A Fast and Funny Chicago Jazzes Its Way Into
Also see David's review of 33 Variations
Ebb and Fosse's script tells the tale of two-bit temptress Roxie Hart who kills her lover in cold blood in 1920s Chicago, an era which saw the rise of the kind of tawdry tabloid media coverage that is common-place today. She is defended by the high-powered Clarence Darrow-like Billy Flynn, whose fellow client Velma Kelly is Roxie's determined rival for tabloid attention; mooned over by her sad-sack grease monkey hubby Amos; supported (for a fee) by prison matron Mama Morton; and supported in the press by sob-sister reporter Mary Sunshine. The Kander & Ebb score, their most popular next to their landmark Cabaret, is a witty pastiche of everything from DeSylva, Brown and Henderson to Kurt Weill, and offers show stopping numbers to all its principal actors. Village's cast is happily top-heavy with kick-ass known commodities and a few talented new faces tossed in for good measure.
You couldn't ask for a better Roxie Hart than talented Taryn Darr, as triple threat a singer/dancer/actress as you are likely to find. Darr's relentlessly self-centered Roxie is diamond hard and, with her killer vocals and masterful moves, she captivateswhether atop a grand piano for the torchy "Funny Honey" or struttin' with a line of sexy chorus boys through the self-aggrandizing "Roxie." Often a throwaway number, Darr and the boys come near stopping the show with a rousingly choreographed, beautifully costumed "Me and My Baby" at the top of act two. As her cunning competitor Velma Kelly, Village newbie Desirée Davar looks sensational, dances seductively and vocalizes with brassy skill on the opening "All That Jazz"and does well with her other big featured solos "I Can't Do It Alone" and "When Velma Takes the Stand," as well as holding her own in "I Am My Own Best Friend" and "Nowadays/Hot Honey Rag" with the dynamic Darr. Davar doesn't quite create her own distinctive characterization for Velma, but she is still a talent to be reckoned with.
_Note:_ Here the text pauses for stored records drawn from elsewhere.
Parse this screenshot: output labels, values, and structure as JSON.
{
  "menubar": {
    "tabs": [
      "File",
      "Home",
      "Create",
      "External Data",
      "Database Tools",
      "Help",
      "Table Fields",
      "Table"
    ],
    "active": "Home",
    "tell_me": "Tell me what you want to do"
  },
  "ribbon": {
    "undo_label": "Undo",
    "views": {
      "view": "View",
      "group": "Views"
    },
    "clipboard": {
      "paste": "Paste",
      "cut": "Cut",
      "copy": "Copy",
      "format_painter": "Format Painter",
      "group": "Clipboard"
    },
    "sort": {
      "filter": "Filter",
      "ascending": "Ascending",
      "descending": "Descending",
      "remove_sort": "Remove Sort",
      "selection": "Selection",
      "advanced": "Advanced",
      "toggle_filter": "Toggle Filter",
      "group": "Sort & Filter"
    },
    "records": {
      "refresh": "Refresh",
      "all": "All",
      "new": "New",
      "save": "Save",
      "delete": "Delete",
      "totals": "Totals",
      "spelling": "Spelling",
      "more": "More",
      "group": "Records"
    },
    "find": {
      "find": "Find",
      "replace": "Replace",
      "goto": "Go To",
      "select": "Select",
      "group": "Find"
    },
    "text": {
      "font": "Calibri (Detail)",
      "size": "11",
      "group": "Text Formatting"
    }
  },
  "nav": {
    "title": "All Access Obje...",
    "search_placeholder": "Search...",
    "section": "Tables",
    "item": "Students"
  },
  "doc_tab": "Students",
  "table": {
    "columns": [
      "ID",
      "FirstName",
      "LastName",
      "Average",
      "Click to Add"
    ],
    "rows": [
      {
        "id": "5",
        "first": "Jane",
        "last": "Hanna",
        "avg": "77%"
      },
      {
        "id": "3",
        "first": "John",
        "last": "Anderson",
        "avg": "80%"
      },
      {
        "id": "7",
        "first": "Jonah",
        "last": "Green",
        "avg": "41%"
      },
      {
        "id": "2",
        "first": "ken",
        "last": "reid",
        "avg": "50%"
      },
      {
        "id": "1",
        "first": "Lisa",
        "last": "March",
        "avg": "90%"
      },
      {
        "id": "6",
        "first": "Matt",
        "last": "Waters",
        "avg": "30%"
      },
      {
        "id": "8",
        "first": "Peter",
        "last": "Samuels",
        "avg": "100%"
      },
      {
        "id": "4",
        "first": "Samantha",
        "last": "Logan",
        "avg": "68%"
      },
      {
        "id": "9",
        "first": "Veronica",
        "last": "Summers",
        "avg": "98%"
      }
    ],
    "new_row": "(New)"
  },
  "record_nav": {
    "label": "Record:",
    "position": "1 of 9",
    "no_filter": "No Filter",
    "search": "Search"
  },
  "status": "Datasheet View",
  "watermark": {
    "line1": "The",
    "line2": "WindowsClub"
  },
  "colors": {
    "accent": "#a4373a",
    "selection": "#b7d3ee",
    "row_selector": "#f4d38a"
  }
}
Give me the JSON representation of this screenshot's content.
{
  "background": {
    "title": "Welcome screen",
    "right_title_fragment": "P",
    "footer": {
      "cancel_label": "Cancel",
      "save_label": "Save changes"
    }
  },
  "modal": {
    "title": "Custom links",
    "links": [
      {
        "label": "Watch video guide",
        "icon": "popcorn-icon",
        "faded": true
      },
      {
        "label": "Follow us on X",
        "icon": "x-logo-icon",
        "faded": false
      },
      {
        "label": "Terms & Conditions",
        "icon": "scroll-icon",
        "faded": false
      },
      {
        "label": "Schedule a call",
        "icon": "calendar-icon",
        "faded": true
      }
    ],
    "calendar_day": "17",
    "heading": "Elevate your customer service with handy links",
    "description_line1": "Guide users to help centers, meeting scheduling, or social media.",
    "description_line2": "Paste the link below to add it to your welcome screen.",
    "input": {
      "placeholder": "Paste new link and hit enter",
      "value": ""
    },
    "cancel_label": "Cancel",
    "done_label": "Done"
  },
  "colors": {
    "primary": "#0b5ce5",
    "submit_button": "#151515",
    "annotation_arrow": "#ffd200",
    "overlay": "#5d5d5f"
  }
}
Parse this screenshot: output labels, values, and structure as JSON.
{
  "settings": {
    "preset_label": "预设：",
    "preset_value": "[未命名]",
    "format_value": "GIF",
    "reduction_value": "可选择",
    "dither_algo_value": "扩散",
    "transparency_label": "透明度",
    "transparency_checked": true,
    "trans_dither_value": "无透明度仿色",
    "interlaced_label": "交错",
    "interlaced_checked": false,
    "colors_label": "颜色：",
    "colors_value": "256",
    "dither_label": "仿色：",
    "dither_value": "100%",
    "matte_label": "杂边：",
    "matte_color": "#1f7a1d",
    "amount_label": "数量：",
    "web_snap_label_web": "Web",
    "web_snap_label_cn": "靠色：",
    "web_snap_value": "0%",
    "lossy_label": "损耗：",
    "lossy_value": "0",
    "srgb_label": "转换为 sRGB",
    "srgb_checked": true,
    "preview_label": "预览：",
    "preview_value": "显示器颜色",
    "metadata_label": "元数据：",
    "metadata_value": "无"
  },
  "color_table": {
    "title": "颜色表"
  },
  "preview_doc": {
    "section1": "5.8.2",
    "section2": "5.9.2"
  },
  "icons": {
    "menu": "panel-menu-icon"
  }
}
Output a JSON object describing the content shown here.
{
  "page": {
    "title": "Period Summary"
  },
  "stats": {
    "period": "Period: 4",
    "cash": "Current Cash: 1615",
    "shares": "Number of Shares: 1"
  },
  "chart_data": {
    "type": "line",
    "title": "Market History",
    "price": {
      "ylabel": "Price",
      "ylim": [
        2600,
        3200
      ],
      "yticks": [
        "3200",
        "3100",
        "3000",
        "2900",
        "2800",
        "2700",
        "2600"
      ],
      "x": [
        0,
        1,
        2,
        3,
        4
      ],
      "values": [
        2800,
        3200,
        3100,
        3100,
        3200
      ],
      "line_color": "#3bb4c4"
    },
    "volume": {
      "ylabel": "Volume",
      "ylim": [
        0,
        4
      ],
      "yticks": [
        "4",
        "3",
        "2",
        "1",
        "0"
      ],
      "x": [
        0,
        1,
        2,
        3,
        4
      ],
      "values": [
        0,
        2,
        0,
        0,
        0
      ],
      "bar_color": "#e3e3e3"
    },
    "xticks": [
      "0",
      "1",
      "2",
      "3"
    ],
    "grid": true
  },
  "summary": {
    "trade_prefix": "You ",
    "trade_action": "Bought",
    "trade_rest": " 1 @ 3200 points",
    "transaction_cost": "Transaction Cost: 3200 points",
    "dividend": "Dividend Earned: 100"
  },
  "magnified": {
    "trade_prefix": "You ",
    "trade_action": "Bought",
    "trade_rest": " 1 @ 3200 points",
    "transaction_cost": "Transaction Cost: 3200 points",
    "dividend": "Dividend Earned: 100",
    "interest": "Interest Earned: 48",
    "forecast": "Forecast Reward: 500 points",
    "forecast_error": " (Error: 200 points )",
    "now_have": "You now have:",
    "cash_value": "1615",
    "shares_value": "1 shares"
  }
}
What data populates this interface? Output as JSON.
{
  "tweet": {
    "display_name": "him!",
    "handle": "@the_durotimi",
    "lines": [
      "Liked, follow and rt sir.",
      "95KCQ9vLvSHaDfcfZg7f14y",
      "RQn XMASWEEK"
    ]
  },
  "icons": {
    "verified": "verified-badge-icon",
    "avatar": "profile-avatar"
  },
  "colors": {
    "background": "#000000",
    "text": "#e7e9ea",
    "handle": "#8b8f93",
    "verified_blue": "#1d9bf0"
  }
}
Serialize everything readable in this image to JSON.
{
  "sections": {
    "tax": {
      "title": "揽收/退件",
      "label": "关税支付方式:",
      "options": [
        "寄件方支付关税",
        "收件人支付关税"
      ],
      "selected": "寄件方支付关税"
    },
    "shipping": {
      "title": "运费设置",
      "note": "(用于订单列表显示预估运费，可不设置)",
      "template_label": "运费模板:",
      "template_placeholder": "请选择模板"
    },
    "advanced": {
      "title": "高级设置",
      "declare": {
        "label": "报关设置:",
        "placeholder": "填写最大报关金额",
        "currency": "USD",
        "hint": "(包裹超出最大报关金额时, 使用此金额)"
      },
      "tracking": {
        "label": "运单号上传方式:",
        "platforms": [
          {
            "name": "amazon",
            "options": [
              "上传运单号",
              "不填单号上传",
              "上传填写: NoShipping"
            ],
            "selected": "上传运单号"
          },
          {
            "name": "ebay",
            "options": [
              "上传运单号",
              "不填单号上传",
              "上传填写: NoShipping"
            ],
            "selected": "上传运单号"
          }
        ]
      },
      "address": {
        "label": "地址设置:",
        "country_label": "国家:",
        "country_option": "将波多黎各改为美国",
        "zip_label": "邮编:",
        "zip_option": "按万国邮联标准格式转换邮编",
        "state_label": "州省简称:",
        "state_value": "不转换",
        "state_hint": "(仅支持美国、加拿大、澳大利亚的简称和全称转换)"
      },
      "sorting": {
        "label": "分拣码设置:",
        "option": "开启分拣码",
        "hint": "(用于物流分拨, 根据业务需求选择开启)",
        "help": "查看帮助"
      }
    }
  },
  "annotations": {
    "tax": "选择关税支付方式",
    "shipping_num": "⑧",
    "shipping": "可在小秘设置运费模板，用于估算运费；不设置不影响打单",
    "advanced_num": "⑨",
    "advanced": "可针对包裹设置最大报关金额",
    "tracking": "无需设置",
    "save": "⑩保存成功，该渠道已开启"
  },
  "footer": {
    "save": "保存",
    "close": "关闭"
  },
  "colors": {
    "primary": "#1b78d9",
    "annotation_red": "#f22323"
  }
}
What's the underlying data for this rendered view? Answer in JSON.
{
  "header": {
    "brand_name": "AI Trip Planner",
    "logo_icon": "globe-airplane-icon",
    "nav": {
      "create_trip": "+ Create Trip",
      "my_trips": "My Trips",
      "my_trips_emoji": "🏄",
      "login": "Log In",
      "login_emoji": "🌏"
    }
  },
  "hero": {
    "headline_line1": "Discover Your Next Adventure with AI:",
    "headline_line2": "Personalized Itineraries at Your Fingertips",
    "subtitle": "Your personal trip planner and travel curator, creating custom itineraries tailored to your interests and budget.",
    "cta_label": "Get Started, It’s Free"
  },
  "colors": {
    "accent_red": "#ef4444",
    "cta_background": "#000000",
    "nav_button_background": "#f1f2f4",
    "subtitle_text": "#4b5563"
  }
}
Timothy McCuen Piggee, who delivered an unforgettable Don Quixote in Village's Man of La Mancha a few seasons back, triumphs anew as the slick and savvy lawyer Billy Flynn, charming and disarming in his every scene and with vibrant vocals on "All I Care About Is Love," "We Both Reached For the Gun" and "Razzle Dazzle." Another new face, and one who should be asked back at the first opportunity, is Shaunyce Omar as Matron Mama Morton. The sassy Ms. Omar comes on resplendently costumed a la Texas Guinan for her establishing solo "When You're Good to Mama" and sells it with a take-no-prisoners power, and later teams with Davar for the raunchily comic ode to "Class." Richard Gray is astutely comic as the cuckolded Amos Hart and touchingly human on his "Mr. Cellophane," while Ryan McCabe scores in a reprise of the role of Mary Sunshine, the reporter with something extra, twinkling through the mock-maudlin "A Little Bit of Good." Art Anderson scores as the seductively smarmy emcee setting up the numbers, and John David Scott is a total riot as the entire jury in Roxie's trial scene. The ace ensemble carries out every stylized movement of Holland's choreography, particularly the ladies who perform the snazzy "Cell-Block Tango" with Davar early in the show.
A final bow to director Tomkins, who makes sure this production has real meat on its bones, keeping it from seeming like an enhanced concert version. This Chicago ain't toddlin', it's terrific!
Chicago runs at the Village Theatre, 303 Front Street in downtown Issaquah, through June 29th, then moves to the Everett P.A. Center, 2710 Wetmore Avenue in Everett. July 5th through the 28th. For tickets or information contact the Issaquah box office at 425-392-2202 or their Everett box office at 425-257-8600 or visit them online at www.villagetheatre.org.